The Richmond area is blessed with a climate that promises plenty of warmth, rain, and a long growing season. But the spring showers that bring May flowers also herald the gardener’s annual battle with the bugs.
Here are the most destructive, invasive pests in Richmond.
White grubs are the larva stages of several beetles. In Richmond, they’re usually the larvae of Japanese beetles and masked chafers. Virginia Tech entomology professor Dr. Tom Kuhar says this pest tops his list when it comes to yard damage. “White grubs are the No. 1 lawn pest in Virginia,” Dr. Kuhar said.
Japanese beetles are about a half-inch long and easy to recognize because of their copper-colored bodies and green thoraxes and heads. As adults, they’ll feed on leaves, flowers, and fruit trees. As grubs, they’ll destroy your lawn. “The grubs feed on grass roots and can kill large patches,” Dr. Kuhar said. “You’ll see their damage in late summer and early fall when the grubs are in their mature stage.”
As adults, the masked chafers are a little larger beetle and dull brown in color. The adults don’t inflict the damage the Japanese beetles do, but the larvae are equally ravenous turf-killers.
Kuhar said the grubs can bring about another form of damage to lawns. “They attract skunks and moles that dig up turf looking for them. That can be an aesthetic problem.” He also points out drought-stressed lawns are more vulnerable to grub infestation. “A healthy lawn can tolerate some grubs,” Dr. Kuhar said.
You can find commercial chemical insecticides that will control grubs, but a more eco-friendly method is to introduce nematodes, which are microscopic worms that feed on the bigger pests. Nematodes, available online and in stores, are safe for plants and animals.
Brown Marmorated Stink Bugs
A worrisome pest emerging across Virginia is the brown marmorated stink bug. It’s an Asian import that does serious damage to fruits, vegetables, and nut crops. The squarish bugs are a little over a half-inch long and usually brown, but colors may vary from black to red. It gets its name from the pungent odor it emits to shoo away predators.
Most insecticides are ineffective against this pest, but Dr. Kuhar says a parasitic wasp apparently followed the stink bug from Asia and feasts on its eggs. Tests are now underway to see if the intentional release of Samurai wasp can help control the growing infestation.
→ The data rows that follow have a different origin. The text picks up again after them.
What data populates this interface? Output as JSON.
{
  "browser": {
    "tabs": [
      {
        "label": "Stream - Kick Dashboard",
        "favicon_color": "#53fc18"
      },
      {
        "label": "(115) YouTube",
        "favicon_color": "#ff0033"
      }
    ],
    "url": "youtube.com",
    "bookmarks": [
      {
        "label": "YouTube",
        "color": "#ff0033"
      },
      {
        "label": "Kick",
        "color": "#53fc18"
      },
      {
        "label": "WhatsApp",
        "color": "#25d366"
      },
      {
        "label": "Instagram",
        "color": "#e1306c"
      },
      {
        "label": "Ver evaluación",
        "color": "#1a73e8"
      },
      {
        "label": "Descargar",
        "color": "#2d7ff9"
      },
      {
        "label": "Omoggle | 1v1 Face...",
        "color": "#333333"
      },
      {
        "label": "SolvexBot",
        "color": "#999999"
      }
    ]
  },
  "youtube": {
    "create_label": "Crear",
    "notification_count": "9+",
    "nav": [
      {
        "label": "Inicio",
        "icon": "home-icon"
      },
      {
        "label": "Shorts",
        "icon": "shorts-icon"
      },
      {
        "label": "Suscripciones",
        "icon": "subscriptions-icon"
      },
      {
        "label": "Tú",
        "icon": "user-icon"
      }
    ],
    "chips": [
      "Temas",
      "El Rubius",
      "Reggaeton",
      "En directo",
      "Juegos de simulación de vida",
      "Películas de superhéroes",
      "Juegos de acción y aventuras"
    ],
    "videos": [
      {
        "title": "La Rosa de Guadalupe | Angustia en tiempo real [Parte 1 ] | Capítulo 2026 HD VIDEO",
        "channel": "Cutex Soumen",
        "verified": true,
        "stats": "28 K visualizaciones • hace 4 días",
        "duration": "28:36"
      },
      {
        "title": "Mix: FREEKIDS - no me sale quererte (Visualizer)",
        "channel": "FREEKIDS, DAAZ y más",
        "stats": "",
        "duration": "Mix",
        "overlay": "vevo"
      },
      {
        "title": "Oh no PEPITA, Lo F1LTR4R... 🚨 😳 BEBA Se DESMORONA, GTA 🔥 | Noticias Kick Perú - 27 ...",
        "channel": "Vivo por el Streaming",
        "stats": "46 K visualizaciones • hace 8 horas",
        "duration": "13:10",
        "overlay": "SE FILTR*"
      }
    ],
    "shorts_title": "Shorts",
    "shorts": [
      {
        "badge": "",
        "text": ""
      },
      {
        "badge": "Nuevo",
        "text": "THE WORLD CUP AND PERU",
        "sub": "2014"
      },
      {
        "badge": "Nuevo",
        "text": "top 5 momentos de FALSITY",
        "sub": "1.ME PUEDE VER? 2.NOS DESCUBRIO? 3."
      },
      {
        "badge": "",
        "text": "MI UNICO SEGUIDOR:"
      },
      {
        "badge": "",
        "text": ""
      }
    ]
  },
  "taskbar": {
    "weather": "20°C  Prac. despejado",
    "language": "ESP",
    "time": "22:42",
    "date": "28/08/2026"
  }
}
Another recent arrival to Virginia causing concern is the spotted lanternfly. It’s in the class of bugs called leafhoppers and is infamous for sucking the sap out of trees, vines, and ornamental plants. This insect is about an inch long and is deceptively pretty with red wings that give it a unique glow — thus the name. You can also spot them by a honeydew they excrete from the sap they extract.
The lanternfly wasn’t spotted in the U.S. until 2014 but has since migrated from Pennsylvania into Virginia. Because they’re so new, researchers are still studying the best methods of control. They’re testing whether the release of predatory wasps can stem the spread. Meanwhile, you can scrape their eggs from your trees and kill them in baggies of alcohol. Insecticidal soaps, Essential oils neem oil, and pyrethrins also show some effectiveness. The use of chemical insecticides should be left to experienced exterminators.
Emerald Ash Borers
This Asian native beetle only bothers ash trees, but it’s completely devastating to them. The U.S. Department of Agriculture has placed Virginia and much of the Northern United States under a tree quarantine as a result. The adult beetle is tiny — only about a half-inch long — and is recognizable by its bright green color.
Once borers tunnel into an ash tree, they cut circles around the branches and trunk, which cause it to die. Because they live beneath the bark, these bugs are hard to spot. An abundance of woodpeckers on your ash may signal the presence of borers.
Once a tree is infected, there’s no hope of saving it. It must be removed to avoid the spread of the infestation to other trees. Dr. Kuhar says you can prevent the problem by drenching the soil at the base of the tree with insecticide. But you must do this in May or early June before the tree becomes a victim.
Tom Kuhar is a Professor and Integrated Pest Management Specialist in the Department of Entomology at Virginia Tech. Dr. Kuhar’s research focuses on the integrated pest management of insect pests of vegetable crops and turfgrass. He has published over 120 peer-reviewed papers and six book chapters on insect pest management in agricultural crops.